A study of about 500 people in Charlotte, N.C., before and after the city completed a light-rail system found that those who used the system to commute were 81 percent less likely to become obese. They also reduced their Body Mass Index over a period of 12 to 18 months by an average of 1.18 points, which is the equivalent of 6.45 pounds for a person 5-foot-5, the study published in the August issue of the American Journal of Preventive Medicine found.
“People in the suburbs drive everywhere, while people in the city walk and use mass transit — the latter burning more calories,” says Dr. Whelan. “When you add up calories expended on a daily basis by walking, it can really add up.”

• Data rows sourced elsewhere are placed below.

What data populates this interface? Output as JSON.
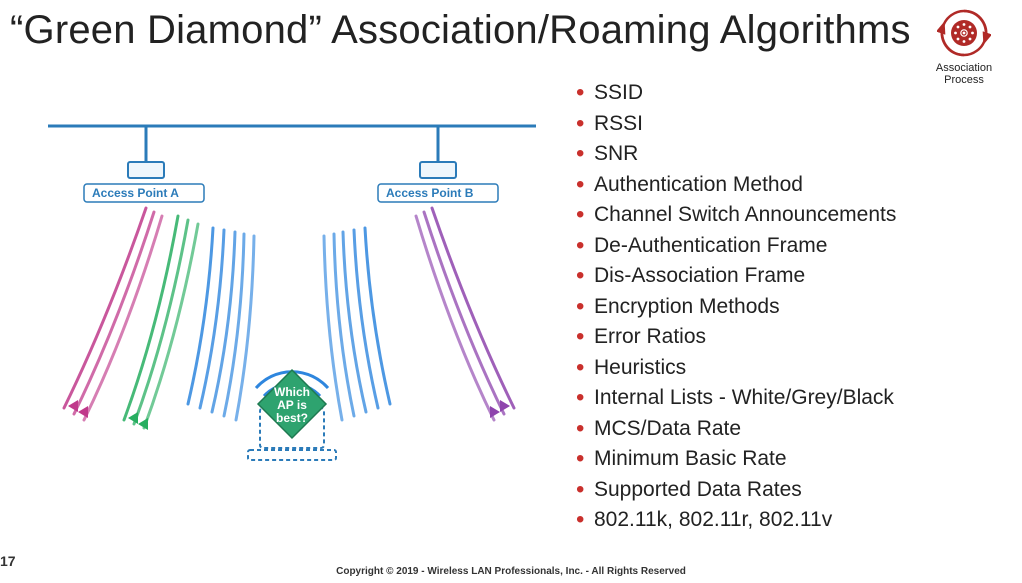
{
  "title": "“Green Diamond” Association/Roaming Algorithms",
  "badge": {
    "caption_line1": "Association",
    "caption_line2": "Process"
  },
  "diagram": {
    "ap_a_label": "Access Point A",
    "ap_b_label": "Access Point B",
    "callout_line1": "Which",
    "callout_line2": "AP is",
    "callout_line3": "best?"
  },
  "bullets": [
    "SSID",
    "RSSI",
    "SNR",
    "Authentication Method",
    "Channel Switch Announcements",
    "De-Authentication Frame",
    "Dis-Association Frame",
    "Encryption Methods",
    "Error Ratios",
    "Heuristics",
    "Internal Lists - White/Grey/Black",
    "MCS/Data Rate",
    "Minimum Basic Rate",
    "Supported Data Rates",
    "802.11k, 802.11r, 802.11v"
  ],
  "page_number": "17",
  "copyright": "Copyright © 2019 - Wireless LAN Professionals, Inc. - All Rights Reserved"
}
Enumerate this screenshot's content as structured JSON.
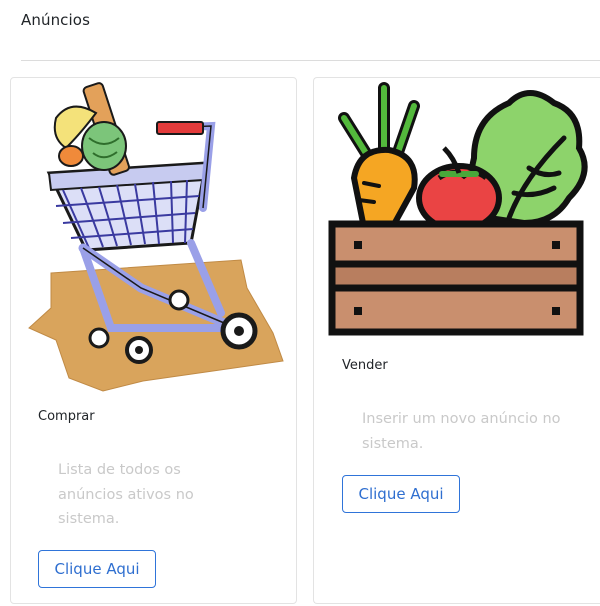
{
  "header": {
    "title": "Anúncios"
  },
  "cards": [
    {
      "title": "Comprar",
      "text": "Lista de todos os anúncios ativos no sistema.",
      "button_label": "Clique Aqui",
      "image_icon": "shopping-cart-icon"
    },
    {
      "title": "Vender",
      "text": "Inserir um novo anúncio no sistema.",
      "button_label": "Clique Aqui",
      "image_icon": "vegetable-crate-icon"
    }
  ],
  "colors": {
    "primary": "#2f74d9",
    "muted_text": "#c9c9c9",
    "border": "#e3e3e3"
  }
}
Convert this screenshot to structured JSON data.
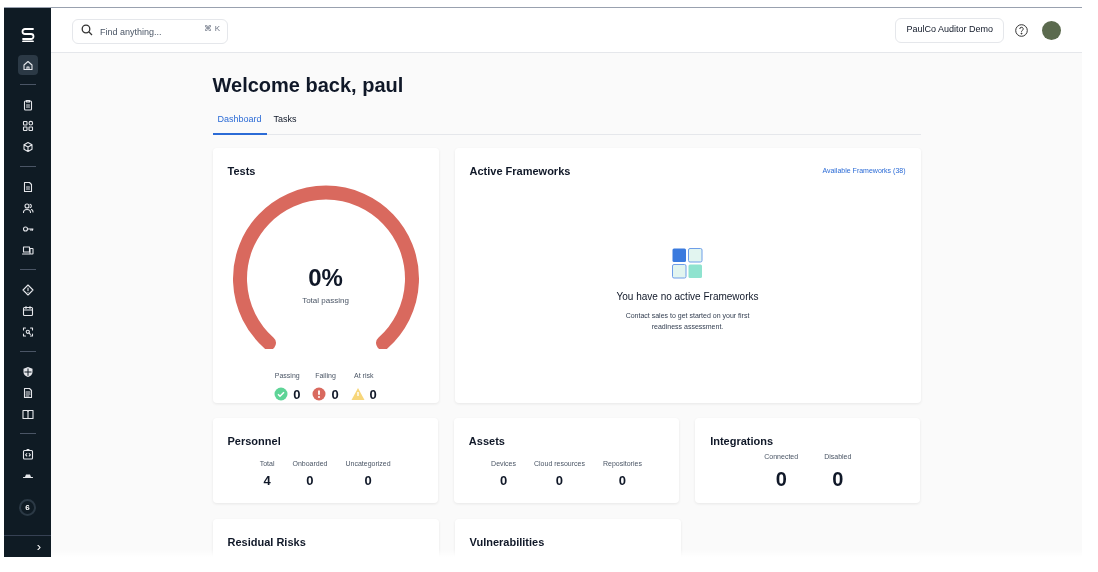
{
  "sidebar": {
    "groups": [
      [
        {
          "selected": true
        }
      ],
      [
        {
          "selected": false
        },
        {
          "selected": false
        },
        {
          "selected": false
        }
      ],
      [
        {
          "selected": false
        },
        {
          "selected": false
        },
        {
          "selected": false
        },
        {
          "selected": false
        }
      ],
      [
        {
          "selected": false
        },
        {
          "selected": false
        },
        {
          "selected": false
        }
      ],
      [
        {
          "selected": false
        },
        {
          "selected": false
        },
        {
          "selected": false
        }
      ],
      [
        {
          "selected": false
        },
        {
          "selected": false
        }
      ]
    ],
    "badge": "6",
    "collapse": "›"
  },
  "topbar": {
    "search": {
      "placeholder": "Find anything...",
      "shortcut": "⌘ K"
    },
    "org_button": "PaulCo Auditor Demo"
  },
  "heading": "Welcome back, paul",
  "tabs": [
    {
      "label": "Dashboard",
      "selected": true
    },
    {
      "label": "Tasks",
      "selected": false
    }
  ],
  "tests": {
    "title": "Tests",
    "percent": "0%",
    "caption": "Total passing",
    "stats": [
      {
        "kind": "passing",
        "label": "Passing",
        "value": "0"
      },
      {
        "kind": "failing",
        "label": "Failing",
        "value": "0"
      },
      {
        "kind": "risk",
        "label": "At risk",
        "value": "0"
      }
    ]
  },
  "frameworks": {
    "title": "Active Frameworks",
    "link": "Available Frameworks (38)",
    "empty_title": "You have no active Frameworks",
    "empty_text": "Contact sales to get started on your first readiness assessment."
  },
  "summary_cards": [
    {
      "title": "Personnel",
      "kind": "compact",
      "stats": [
        {
          "label": "Total",
          "value": "4"
        },
        {
          "label": "Onboarded",
          "value": "0"
        },
        {
          "label": "Uncategorized",
          "value": "0"
        }
      ]
    },
    {
      "title": "Assets",
      "kind": "compact",
      "stats": [
        {
          "label": "Devices",
          "value": "0"
        },
        {
          "label": "Cloud resources",
          "value": "0"
        },
        {
          "label": "Repositories",
          "value": "0"
        }
      ]
    },
    {
      "title": "Integrations",
      "kind": "large",
      "stats": [
        {
          "label": "Connected",
          "value": "0"
        },
        {
          "label": "Disabled",
          "value": "0"
        }
      ]
    }
  ],
  "lower_cards": [
    {
      "title": "Residual Risks"
    },
    {
      "title": "Vulnerabilities"
    }
  ]
}
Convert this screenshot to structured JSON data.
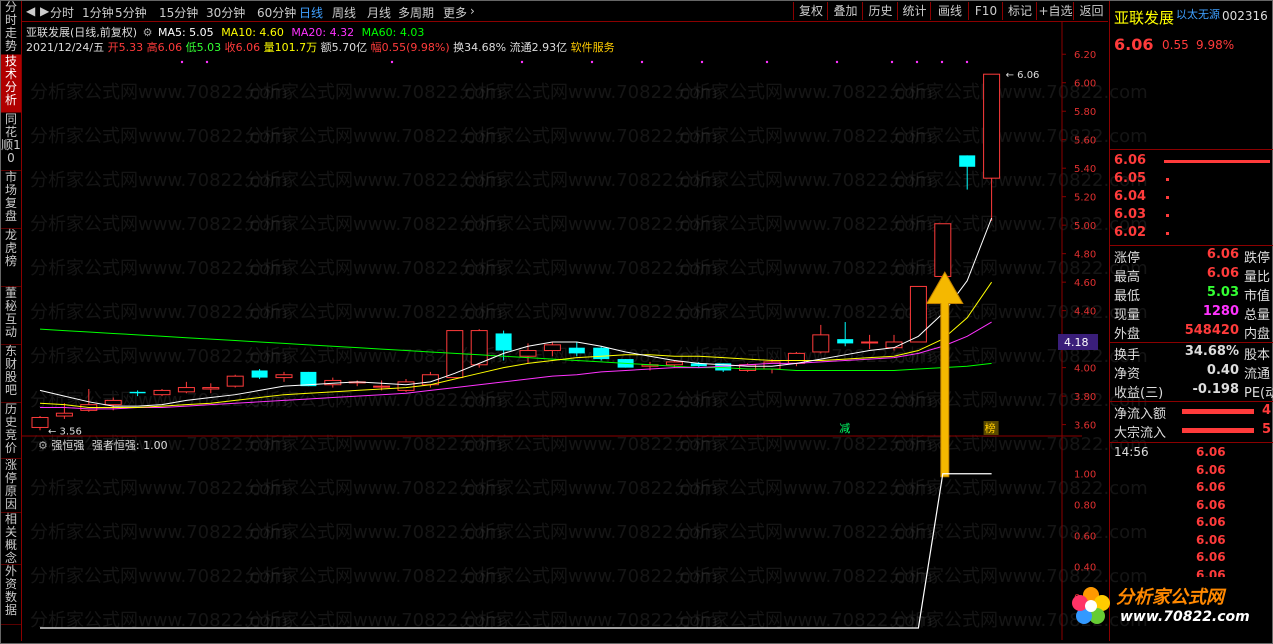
{
  "left_nav": [
    {
      "label": "分时走势",
      "active": false
    },
    {
      "label": "技术分析",
      "active": true
    },
    {
      "label": "同花顺10",
      "active": false
    },
    {
      "label": "市场复盘",
      "active": false
    },
    {
      "label": "龙虎榜",
      "active": false
    },
    {
      "label": "董秘互动",
      "active": false
    },
    {
      "label": "东财股吧",
      "active": false
    },
    {
      "label": "历史竞价",
      "active": false
    },
    {
      "label": "涨停原因",
      "active": false
    },
    {
      "label": "相关概念",
      "active": false
    },
    {
      "label": "外资数据",
      "active": false
    }
  ],
  "toolbar": {
    "back_icon": "left-arrow",
    "fwd_icon": "right-arrow",
    "periods": [
      "分时",
      "1分钟",
      "5分钟",
      "15分钟",
      "30分钟",
      "60分钟",
      "日线",
      "周线",
      "月线",
      "多周期",
      "更多"
    ],
    "active_period": "日线",
    "more_icon": "chevron-right",
    "right_buttons": [
      "复权",
      "叠加",
      "历史",
      "统计",
      "画线",
      "F10",
      "标记",
      "+自选",
      "返回"
    ]
  },
  "stock": {
    "name": "亚联发展",
    "mode": "(日线,前复权)",
    "code": "002316",
    "concept": "以太无源"
  },
  "ma_line": {
    "ma5": "MA5: 5.05",
    "ma10": "MA10: 4.60",
    "ma20": "MA20: 4.32",
    "ma60": "MA60: 4.03",
    "colors": {
      "ma5": "#ffffff",
      "ma10": "#ffff00",
      "ma20": "#ff33ff",
      "ma60": "#00ff00"
    }
  },
  "day_line": {
    "date": "2021/12/24/五",
    "open": "开5.33",
    "high": "高6.06",
    "low": "低5.03",
    "close": "收6.06",
    "volume": "量101.7万",
    "amount": "额5.70亿",
    "range": "幅0.55(9.98%)",
    "turnover": "换34.68%",
    "float": "流通2.93亿",
    "industry": "软件服务"
  },
  "price_axis": [
    "6.20",
    "6.00",
    "5.80",
    "5.60",
    "5.40",
    "5.20",
    "5.00",
    "4.80",
    "4.60",
    "4.40",
    "4.20",
    "4.00",
    "3.80",
    "3.60"
  ],
  "price_marker": "4.18",
  "hi_label": "6.06",
  "lo_label": "3.56",
  "badges": {
    "jian": "减",
    "bang": "榜"
  },
  "indicator": {
    "title": "强恒强",
    "value": "强者恒强: 1.00",
    "axis": [
      "1.00",
      "0.80",
      "0.60",
      "0.40",
      "0.20"
    ]
  },
  "right_panel": {
    "price": "6.06",
    "change": "0.55",
    "pct": "9.98%",
    "orders": [
      "6.06",
      "6.05",
      "6.04",
      "6.03",
      "6.02"
    ],
    "stats": [
      {
        "l": "涨停",
        "v": "6.06",
        "r": "跌停",
        "vc": "#ff3b3b"
      },
      {
        "l": "最高",
        "v": "6.06",
        "r": "量比",
        "vc": "#ff3b3b"
      },
      {
        "l": "最低",
        "v": "5.03",
        "r": "市值",
        "vc": "#33ff33"
      },
      {
        "l": "现量",
        "v": "1280",
        "r": "总量",
        "vc": "#ff33ff"
      },
      {
        "l": "外盘",
        "v": "548420",
        "r": "内盘",
        "vc": "#ff3b3b"
      }
    ],
    "stats2": [
      {
        "l": "换手",
        "v": "34.68%",
        "r": "股本"
      },
      {
        "l": "净资",
        "v": "0.40",
        "r": "流通"
      },
      {
        "l": "收益(三)",
        "v": "-0.198",
        "r": "PE(动"
      }
    ],
    "flows": [
      {
        "l": "净流入额",
        "v": "4"
      },
      {
        "l": "大宗流入",
        "v": "5"
      }
    ],
    "tick_time": "14:56",
    "ticks": [
      "6.06",
      "6.06",
      "6.06",
      "6.06",
      "6.06",
      "6.06",
      "6.06",
      "6.06"
    ]
  },
  "watermark": {
    "text": "分析家公式网www.70822.com",
    "logo": "分析家公式网",
    "url": "www.70822.com"
  },
  "candles": [
    {
      "o": 3.58,
      "c": 3.65,
      "h": 3.66,
      "l": 3.56
    },
    {
      "o": 3.66,
      "c": 3.68,
      "h": 3.75,
      "l": 3.64
    },
    {
      "o": 3.7,
      "c": 3.74,
      "h": 3.85,
      "l": 3.69
    },
    {
      "o": 3.74,
      "c": 3.77,
      "h": 3.79,
      "l": 3.7
    },
    {
      "o": 3.83,
      "c": 3.82,
      "h": 3.84,
      "l": 3.8
    },
    {
      "o": 3.81,
      "c": 3.84,
      "h": 3.85,
      "l": 3.8
    },
    {
      "o": 3.83,
      "c": 3.86,
      "h": 3.9,
      "l": 3.82
    },
    {
      "o": 3.85,
      "c": 3.86,
      "h": 3.89,
      "l": 3.82
    },
    {
      "o": 3.87,
      "c": 3.94,
      "h": 3.95,
      "l": 3.86
    },
    {
      "o": 3.98,
      "c": 3.93,
      "h": 3.99,
      "l": 3.92
    },
    {
      "o": 3.93,
      "c": 3.95,
      "h": 3.97,
      "l": 3.9
    },
    {
      "o": 3.97,
      "c": 3.87,
      "h": 3.97,
      "l": 3.87
    },
    {
      "o": 3.88,
      "c": 3.91,
      "h": 3.93,
      "l": 3.86
    },
    {
      "o": 3.9,
      "c": 3.9,
      "h": 3.91,
      "l": 3.87
    },
    {
      "o": 3.87,
      "c": 3.87,
      "h": 3.91,
      "l": 3.84
    },
    {
      "o": 3.84,
      "c": 3.9,
      "h": 3.92,
      "l": 3.83
    },
    {
      "o": 3.88,
      "c": 3.95,
      "h": 3.97,
      "l": 3.86
    },
    {
      "o": 3.93,
      "c": 4.26,
      "h": 4.26,
      "l": 3.93
    },
    {
      "o": 4.02,
      "c": 4.26,
      "h": 4.27,
      "l": 4.0
    },
    {
      "o": 4.24,
      "c": 4.12,
      "h": 4.26,
      "l": 4.05
    },
    {
      "o": 4.08,
      "c": 4.12,
      "h": 4.17,
      "l": 4.03
    },
    {
      "o": 4.12,
      "c": 4.16,
      "h": 4.18,
      "l": 4.08
    },
    {
      "o": 4.14,
      "c": 4.1,
      "h": 4.18,
      "l": 4.08
    },
    {
      "o": 4.14,
      "c": 4.06,
      "h": 4.15,
      "l": 4.05
    },
    {
      "o": 4.06,
      "c": 4.0,
      "h": 4.06,
      "l": 4.0
    },
    {
      "o": 4.01,
      "c": 4.02,
      "h": 4.04,
      "l": 3.98
    },
    {
      "o": 4.02,
      "c": 4.04,
      "h": 4.05,
      "l": 4.0
    },
    {
      "o": 4.03,
      "c": 4.01,
      "h": 4.04,
      "l": 4.0
    },
    {
      "o": 4.03,
      "c": 3.98,
      "h": 4.03,
      "l": 3.97
    },
    {
      "o": 3.98,
      "c": 4.02,
      "h": 4.03,
      "l": 3.97
    },
    {
      "o": 3.99,
      "c": 4.04,
      "h": 4.06,
      "l": 3.96
    },
    {
      "o": 4.03,
      "c": 4.1,
      "h": 4.11,
      "l": 4.01
    },
    {
      "o": 4.11,
      "c": 4.23,
      "h": 4.3,
      "l": 4.1
    },
    {
      "o": 4.2,
      "c": 4.17,
      "h": 4.32,
      "l": 4.15
    },
    {
      "o": 4.18,
      "c": 4.18,
      "h": 4.23,
      "l": 4.13
    },
    {
      "o": 4.14,
      "c": 4.18,
      "h": 4.23,
      "l": 4.12
    },
    {
      "o": 4.18,
      "c": 4.57,
      "h": 4.57,
      "l": 4.18
    },
    {
      "o": 4.64,
      "c": 5.01,
      "h": 5.01,
      "l": 4.61
    },
    {
      "o": 5.49,
      "c": 5.41,
      "h": 5.49,
      "l": 5.25
    },
    {
      "o": 5.33,
      "c": 6.06,
      "h": 6.06,
      "l": 5.03
    }
  ],
  "ma_series": {
    "ma5": [
      3.84,
      3.8,
      3.76,
      3.73,
      3.73,
      3.74,
      3.77,
      3.79,
      3.81,
      3.84,
      3.87,
      3.88,
      3.89,
      3.9,
      3.89,
      3.88,
      3.9,
      3.96,
      4.03,
      4.1,
      4.15,
      4.18,
      4.18,
      4.15,
      4.11,
      4.08,
      4.05,
      4.03,
      4.02,
      4.01,
      4.01,
      4.03,
      4.06,
      4.09,
      4.12,
      4.14,
      4.22,
      4.38,
      4.61,
      5.05
    ],
    "ma10": [
      3.75,
      3.74,
      3.72,
      3.72,
      3.72,
      3.73,
      3.74,
      3.75,
      3.77,
      3.79,
      3.81,
      3.82,
      3.83,
      3.84,
      3.85,
      3.86,
      3.88,
      3.92,
      3.96,
      4.0,
      4.03,
      4.05,
      4.07,
      4.08,
      4.09,
      4.09,
      4.08,
      4.08,
      4.07,
      4.06,
      4.05,
      4.05,
      4.05,
      4.06,
      4.07,
      4.08,
      4.12,
      4.2,
      4.35,
      4.6
    ],
    "ma20": [
      3.72,
      3.72,
      3.71,
      3.71,
      3.72,
      3.72,
      3.73,
      3.74,
      3.75,
      3.76,
      3.77,
      3.78,
      3.79,
      3.8,
      3.81,
      3.82,
      3.84,
      3.86,
      3.88,
      3.9,
      3.92,
      3.94,
      3.95,
      3.97,
      3.98,
      3.99,
      4.0,
      4.0,
      4.01,
      4.02,
      4.03,
      4.03,
      4.04,
      4.05,
      4.06,
      4.07,
      4.1,
      4.15,
      4.22,
      4.32
    ],
    "ma60": [
      4.27,
      4.26,
      4.25,
      4.24,
      4.23,
      4.22,
      4.21,
      4.2,
      4.19,
      4.18,
      4.17,
      4.16,
      4.15,
      4.14,
      4.13,
      4.12,
      4.11,
      4.1,
      4.09,
      4.08,
      4.07,
      4.06,
      4.05,
      4.04,
      4.03,
      4.02,
      4.01,
      4.0,
      4.0,
      3.99,
      3.99,
      3.98,
      3.98,
      3.98,
      3.98,
      3.98,
      3.99,
      4.0,
      4.01,
      4.03
    ]
  },
  "indicator_values": [
    0,
    0,
    0,
    0,
    0,
    0,
    0,
    0,
    0,
    0,
    0,
    0,
    0,
    0,
    0,
    0,
    0,
    0,
    0,
    0,
    0,
    0,
    0,
    0,
    0,
    0,
    0,
    0,
    0,
    0,
    0,
    0,
    0,
    0,
    0,
    0,
    0,
    1.0,
    1.0,
    1.0
  ]
}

But Stier worries the study’s take-home message is too simplistic. “I don’t love the urban planning message,” he says. “If you live in an area without mass transit, that doesn’t mean you’re doomed to a life of obesity; it just means you need to take into account that you’re driving more and walking less, and you should be more active. I don’t like the idea here that to fight obesity we just need to put in a subway line, and for each new subway line we’ll reduce obesity by 1 percent.”